NSF Project (DMI0084934)

NSF Logo

Automated Synthesis of Mechatronic Systems by Bond graph and Genetic Programming

Genetic Algorithm Research & Application Group
Michigan State University


Introduction     METHODOLOGY    APPLICATION    Publication   PEOPLE



Mechatronic devices and systems are ubiquitous today and are essential to our everyday life. However, it is not easy to design such complex multi-domain systems comprised of a mixture of electrical, mechanical, hydraulic, and thermal components. Each time with introduction of new building blocks such as MEMS devices, designers have to explore a long time to build up sufficient domain design knowledge.

This project seeks to create a method and tools for automatically synthesizing designs for complex mechatronic systems. The basic idea is to replace the role of domain knowledge with the cheap computational resources available today. By combining the unified modeling and analysis capabilities of bond graphs (BG) with the powerful topologically open-ended synthesis and search capability of genetic programming (GP), a form of evolutionary computation, we aim to build a software system and methodology (GPBG=GP+BG) that is able to evolve innovative mechatronic design solutions (represented as bond graphs) with ever-improving performance, in an iterative loop of synthesis, analysis, and feedback to the synthesis process.

Our ultimate goal is to build a computational synthesis engine that can be used to evolve MEMS systems, traditional mechatronic systems, hardware-software hybrid systems, mechanical systems, etc.



 The research team plans to adapt and unify the tools previously developed in their individual research groups, to create this powerful system to assist with the design of mechatronic systems.  One researcher’s bond graph analysis and simulation tools provide the core of the representation and analysis framework, while the evolutionary computation tools and experience of the other researchers will provide the synthesis and “learning” environment in which superior models are evolved. 

Genetic programming (“GP”) is capable of synthesizing designs of arbitrary complexity, as the representation of designs is entirely open-ended. The synthesis operators will allow the GP to combine “building blocks” of arbitrary size and shape from one design to insert into another, based on what it has learned about the performance (from bond graph analysis and simulation) of both designs.  This synthesis process is made more efficient because the bond graph designs can be evaluated in two stages. The first determines whether the component connections in the candidate design satisfy certain rules of causality in their pattern of interconnection, and this can be determined quickly using the researchers’ existing bond graph analysis tools.  Then, for designs which pass that hurdle, the more “expensive” calculation of their performance in fulfilling the specified design objectives is done, again using existing tools which the researchers need only adapt to this use. 

Framework of GPBG=GP+BG methodology

The researchers will not be creating a commercial, automated design system under this grant, but rather exploring the limits and limitations of the sorts of systems that can be designed using the combination of bond graph modeling and genetic programming. A succession of increasingly powerful design systems will be built and tested, as the researchers discover the shortcomings of existing GPBG framework.
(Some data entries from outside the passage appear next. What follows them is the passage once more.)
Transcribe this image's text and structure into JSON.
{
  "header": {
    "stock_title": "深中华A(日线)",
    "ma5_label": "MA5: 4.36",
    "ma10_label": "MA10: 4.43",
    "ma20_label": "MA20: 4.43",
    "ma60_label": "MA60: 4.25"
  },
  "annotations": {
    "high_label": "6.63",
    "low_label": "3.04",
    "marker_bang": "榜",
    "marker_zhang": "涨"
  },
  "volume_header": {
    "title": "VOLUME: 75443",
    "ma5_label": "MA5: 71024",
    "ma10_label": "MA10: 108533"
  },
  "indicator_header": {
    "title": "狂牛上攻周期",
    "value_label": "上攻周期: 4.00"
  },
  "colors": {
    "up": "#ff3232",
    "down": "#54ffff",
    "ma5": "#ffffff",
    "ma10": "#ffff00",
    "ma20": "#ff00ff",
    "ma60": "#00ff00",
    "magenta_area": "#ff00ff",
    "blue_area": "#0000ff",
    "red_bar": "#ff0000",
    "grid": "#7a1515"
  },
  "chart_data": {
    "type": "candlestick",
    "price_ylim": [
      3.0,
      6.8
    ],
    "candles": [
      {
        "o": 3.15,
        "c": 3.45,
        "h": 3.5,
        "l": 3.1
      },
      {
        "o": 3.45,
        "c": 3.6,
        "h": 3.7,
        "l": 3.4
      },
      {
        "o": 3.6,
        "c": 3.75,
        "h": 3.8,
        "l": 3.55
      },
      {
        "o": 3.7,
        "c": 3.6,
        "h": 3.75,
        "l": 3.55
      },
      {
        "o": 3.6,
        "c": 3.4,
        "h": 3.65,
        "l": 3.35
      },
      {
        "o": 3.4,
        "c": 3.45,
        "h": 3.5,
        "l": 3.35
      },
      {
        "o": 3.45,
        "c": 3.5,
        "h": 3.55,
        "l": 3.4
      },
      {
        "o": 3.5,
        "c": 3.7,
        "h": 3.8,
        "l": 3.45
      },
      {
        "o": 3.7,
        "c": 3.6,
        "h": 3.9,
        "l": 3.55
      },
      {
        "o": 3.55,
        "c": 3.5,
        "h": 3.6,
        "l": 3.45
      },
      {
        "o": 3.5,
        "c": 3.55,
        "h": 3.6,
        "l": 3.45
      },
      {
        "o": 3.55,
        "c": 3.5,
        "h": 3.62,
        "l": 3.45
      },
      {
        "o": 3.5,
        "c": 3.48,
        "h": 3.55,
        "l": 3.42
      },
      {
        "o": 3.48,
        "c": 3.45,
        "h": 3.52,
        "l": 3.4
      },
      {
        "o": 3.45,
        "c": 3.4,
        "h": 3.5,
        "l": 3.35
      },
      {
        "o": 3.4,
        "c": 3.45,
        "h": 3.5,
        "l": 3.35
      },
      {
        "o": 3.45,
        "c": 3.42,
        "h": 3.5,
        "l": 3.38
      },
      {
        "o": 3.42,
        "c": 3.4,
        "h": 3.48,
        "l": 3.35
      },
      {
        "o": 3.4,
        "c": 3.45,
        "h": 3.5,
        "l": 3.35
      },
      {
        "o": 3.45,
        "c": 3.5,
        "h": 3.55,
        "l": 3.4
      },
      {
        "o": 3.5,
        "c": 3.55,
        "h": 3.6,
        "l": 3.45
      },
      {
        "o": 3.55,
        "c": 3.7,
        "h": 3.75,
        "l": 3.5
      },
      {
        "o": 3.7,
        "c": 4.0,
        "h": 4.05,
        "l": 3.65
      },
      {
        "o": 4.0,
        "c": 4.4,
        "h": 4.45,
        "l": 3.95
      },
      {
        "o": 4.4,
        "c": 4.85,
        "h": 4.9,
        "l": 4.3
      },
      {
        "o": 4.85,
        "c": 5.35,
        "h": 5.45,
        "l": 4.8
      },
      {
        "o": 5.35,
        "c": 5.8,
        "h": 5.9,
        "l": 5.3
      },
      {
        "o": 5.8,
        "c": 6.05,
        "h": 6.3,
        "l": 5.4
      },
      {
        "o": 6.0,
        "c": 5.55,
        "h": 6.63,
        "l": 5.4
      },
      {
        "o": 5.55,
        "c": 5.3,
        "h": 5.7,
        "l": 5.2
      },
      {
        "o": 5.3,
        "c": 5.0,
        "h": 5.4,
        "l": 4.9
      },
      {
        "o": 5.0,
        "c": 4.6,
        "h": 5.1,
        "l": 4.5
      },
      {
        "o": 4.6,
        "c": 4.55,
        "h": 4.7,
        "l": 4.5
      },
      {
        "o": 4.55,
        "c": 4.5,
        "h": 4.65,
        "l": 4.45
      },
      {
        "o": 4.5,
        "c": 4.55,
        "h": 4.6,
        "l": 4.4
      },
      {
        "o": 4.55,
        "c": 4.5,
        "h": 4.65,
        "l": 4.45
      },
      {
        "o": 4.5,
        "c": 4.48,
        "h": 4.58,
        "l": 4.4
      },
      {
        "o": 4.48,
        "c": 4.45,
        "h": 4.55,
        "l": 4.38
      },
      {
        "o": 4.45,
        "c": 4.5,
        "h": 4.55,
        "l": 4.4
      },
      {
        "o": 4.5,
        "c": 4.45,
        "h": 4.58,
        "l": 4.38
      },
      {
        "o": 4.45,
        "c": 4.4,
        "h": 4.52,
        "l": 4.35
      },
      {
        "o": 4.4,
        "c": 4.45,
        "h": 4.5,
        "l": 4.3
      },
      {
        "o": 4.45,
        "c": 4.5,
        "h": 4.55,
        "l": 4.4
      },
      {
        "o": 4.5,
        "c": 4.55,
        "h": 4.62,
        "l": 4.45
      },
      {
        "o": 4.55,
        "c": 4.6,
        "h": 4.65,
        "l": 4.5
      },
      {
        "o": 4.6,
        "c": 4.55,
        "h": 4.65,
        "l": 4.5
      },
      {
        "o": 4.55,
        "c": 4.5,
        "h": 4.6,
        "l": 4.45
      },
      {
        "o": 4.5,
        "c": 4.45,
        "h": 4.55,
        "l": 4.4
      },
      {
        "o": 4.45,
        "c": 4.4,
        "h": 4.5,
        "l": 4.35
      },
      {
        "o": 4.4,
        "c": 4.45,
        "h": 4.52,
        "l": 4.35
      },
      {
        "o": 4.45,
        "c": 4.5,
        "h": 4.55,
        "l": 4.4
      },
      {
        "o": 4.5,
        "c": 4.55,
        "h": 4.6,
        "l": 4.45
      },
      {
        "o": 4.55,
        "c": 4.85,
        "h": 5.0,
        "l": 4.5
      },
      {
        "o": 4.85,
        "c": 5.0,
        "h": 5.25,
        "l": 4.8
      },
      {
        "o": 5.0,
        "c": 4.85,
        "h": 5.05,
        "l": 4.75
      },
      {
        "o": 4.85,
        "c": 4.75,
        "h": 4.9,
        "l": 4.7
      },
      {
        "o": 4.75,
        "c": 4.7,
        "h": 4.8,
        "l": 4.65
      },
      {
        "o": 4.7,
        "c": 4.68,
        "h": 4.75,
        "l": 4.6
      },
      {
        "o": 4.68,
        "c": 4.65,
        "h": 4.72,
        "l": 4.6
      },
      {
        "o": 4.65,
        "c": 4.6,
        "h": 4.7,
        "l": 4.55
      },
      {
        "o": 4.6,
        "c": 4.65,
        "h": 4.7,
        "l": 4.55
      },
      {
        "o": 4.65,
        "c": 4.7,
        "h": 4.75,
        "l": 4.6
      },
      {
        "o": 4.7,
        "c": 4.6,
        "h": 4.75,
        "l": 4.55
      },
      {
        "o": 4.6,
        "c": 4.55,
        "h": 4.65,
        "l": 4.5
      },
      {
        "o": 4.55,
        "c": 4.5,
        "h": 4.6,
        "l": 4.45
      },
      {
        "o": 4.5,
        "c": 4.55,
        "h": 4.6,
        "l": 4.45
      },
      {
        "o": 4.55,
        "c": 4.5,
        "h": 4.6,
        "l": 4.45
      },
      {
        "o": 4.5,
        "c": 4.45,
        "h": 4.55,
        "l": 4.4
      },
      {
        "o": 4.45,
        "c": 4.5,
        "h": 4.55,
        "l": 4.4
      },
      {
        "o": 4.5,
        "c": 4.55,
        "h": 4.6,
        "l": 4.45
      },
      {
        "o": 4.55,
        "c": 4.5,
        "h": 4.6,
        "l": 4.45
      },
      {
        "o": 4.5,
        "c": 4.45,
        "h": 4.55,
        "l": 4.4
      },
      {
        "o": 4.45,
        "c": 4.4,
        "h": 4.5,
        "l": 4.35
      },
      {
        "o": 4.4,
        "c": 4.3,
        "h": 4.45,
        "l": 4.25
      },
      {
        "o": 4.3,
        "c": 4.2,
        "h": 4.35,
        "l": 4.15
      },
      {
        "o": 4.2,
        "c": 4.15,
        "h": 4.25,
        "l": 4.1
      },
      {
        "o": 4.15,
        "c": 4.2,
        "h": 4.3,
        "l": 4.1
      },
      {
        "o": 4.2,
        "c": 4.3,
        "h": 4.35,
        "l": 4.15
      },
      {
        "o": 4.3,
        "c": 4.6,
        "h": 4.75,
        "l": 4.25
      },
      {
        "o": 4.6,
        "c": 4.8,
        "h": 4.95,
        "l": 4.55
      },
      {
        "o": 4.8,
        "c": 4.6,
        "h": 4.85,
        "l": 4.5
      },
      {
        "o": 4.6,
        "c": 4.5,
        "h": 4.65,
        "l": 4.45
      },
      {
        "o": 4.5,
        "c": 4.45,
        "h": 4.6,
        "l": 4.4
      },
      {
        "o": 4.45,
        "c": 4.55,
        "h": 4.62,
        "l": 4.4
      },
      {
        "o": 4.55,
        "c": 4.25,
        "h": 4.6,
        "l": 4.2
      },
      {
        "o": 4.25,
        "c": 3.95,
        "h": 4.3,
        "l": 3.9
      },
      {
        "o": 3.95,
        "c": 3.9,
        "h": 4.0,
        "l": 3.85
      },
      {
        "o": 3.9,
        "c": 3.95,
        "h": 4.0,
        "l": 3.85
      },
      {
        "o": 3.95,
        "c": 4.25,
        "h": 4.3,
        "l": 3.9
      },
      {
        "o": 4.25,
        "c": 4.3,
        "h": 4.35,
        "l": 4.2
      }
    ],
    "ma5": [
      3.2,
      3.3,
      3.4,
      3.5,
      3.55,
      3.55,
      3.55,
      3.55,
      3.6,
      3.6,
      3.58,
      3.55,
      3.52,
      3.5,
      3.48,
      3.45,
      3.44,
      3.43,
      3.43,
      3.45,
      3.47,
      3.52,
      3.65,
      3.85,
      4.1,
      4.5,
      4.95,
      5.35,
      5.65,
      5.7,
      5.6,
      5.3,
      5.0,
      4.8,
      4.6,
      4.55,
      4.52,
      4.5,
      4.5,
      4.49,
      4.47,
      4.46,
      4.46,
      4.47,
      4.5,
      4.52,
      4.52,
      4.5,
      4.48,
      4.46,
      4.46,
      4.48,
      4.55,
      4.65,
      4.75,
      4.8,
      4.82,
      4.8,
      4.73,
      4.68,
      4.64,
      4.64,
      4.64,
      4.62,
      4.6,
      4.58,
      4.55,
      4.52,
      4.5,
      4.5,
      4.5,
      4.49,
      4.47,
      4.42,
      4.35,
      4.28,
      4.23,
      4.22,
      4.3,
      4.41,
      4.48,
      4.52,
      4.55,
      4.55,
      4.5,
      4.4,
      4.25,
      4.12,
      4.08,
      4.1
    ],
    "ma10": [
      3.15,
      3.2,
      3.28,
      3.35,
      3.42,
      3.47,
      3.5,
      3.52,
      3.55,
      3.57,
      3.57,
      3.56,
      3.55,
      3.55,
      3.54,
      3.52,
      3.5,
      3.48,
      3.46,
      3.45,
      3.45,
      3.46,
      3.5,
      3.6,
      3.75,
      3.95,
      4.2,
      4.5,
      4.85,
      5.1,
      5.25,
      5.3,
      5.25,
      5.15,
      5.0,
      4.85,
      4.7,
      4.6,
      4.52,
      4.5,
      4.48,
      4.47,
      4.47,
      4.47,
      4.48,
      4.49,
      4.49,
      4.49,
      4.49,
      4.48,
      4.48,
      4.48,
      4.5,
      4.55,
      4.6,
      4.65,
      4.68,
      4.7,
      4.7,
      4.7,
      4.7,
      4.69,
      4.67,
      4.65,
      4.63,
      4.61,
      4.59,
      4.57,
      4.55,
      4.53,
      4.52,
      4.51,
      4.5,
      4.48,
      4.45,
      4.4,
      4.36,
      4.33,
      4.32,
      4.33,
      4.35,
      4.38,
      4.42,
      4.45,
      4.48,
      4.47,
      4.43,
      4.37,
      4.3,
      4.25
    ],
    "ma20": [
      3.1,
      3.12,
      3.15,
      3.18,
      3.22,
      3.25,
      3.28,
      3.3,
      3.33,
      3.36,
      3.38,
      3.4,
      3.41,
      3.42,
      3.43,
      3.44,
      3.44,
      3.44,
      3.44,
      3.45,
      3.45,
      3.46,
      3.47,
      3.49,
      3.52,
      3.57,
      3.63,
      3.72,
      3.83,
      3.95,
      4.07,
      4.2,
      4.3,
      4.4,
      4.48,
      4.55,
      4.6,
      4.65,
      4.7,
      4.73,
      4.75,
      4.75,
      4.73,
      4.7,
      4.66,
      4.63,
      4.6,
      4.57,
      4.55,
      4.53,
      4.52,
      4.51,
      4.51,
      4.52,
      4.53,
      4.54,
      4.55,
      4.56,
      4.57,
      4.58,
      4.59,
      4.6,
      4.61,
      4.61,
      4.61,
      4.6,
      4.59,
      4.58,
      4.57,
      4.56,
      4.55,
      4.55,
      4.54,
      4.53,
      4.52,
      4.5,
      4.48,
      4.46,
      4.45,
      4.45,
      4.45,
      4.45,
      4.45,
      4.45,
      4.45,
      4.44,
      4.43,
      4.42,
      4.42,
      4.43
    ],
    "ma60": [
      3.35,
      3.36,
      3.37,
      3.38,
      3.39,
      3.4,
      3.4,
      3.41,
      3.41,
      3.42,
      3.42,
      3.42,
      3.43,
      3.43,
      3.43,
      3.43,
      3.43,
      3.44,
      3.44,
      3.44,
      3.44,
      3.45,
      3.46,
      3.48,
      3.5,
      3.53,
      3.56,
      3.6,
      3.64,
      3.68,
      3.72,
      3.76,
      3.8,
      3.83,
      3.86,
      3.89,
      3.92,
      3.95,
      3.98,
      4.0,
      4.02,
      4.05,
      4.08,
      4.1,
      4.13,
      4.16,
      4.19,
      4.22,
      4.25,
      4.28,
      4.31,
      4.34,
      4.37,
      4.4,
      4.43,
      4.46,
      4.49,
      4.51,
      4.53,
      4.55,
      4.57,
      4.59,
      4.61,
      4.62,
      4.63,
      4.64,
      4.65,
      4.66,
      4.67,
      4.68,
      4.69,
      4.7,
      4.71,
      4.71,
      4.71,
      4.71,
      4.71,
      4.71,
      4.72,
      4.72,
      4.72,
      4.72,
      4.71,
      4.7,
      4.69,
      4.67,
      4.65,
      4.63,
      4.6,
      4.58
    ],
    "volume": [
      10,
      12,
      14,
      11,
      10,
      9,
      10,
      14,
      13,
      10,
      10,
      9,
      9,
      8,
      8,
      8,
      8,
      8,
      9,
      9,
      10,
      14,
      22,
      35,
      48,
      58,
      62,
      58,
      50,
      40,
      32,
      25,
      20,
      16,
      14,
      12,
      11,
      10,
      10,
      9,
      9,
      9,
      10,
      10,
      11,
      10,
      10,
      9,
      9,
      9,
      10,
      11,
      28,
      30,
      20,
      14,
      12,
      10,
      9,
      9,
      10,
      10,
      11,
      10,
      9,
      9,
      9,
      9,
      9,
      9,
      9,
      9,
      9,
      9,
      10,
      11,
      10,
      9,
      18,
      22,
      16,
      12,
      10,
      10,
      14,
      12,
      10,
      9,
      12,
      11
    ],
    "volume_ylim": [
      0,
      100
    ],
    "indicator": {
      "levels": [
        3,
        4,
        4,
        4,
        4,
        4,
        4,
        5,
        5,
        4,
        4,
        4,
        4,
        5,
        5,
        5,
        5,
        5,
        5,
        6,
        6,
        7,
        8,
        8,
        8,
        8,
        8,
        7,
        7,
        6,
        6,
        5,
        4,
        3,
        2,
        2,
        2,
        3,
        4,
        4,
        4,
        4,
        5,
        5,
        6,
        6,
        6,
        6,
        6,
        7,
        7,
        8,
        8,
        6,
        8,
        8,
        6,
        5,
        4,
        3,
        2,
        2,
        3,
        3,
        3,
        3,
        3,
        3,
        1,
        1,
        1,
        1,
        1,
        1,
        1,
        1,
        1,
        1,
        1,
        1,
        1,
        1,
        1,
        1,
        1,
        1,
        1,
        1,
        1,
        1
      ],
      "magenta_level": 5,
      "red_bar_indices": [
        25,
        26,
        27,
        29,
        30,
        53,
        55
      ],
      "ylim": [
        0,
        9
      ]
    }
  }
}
A series of techniques and algorithms have been proposed in this project that can improve the scalability of existing genetic programming based computational synthesis. In particular, we proposed a novel sustainable evolutionary computation model, Hierarchical Fair Competition (HFC), and related algorithms that can significantly improve the scalability, efficiency, and reliability of evolutionary search for computational synthesis. Other useful techniques include Structure Fitness Sharing which aims to ensure balanced topology and parameter search in evolutionary synthesis process.

This material is based upon work supported by the National Science Foundation under Grant No. 0084934. Any opinions, findings, and conclusions or recommendations expressed in this material are those of the author(s) and do not necessarily reflect the views of the National Science Foundation.



GPBG methodology has been applied to  problems in a series of domains, including:

Please refer to our publications for details.


Examples of evolved systems

Synthesized high-pass analog filter (represented as bond graphs)

The circuit representation of the evolved analog filter

The frequency response of the evolved high-pass filter

Original printer that we aim to improve


The mechanical part of the improved printer design


Evolved simple MEMS resonators



Webmaster: Jianjun Hu (hujianju AT cse.msu.edu)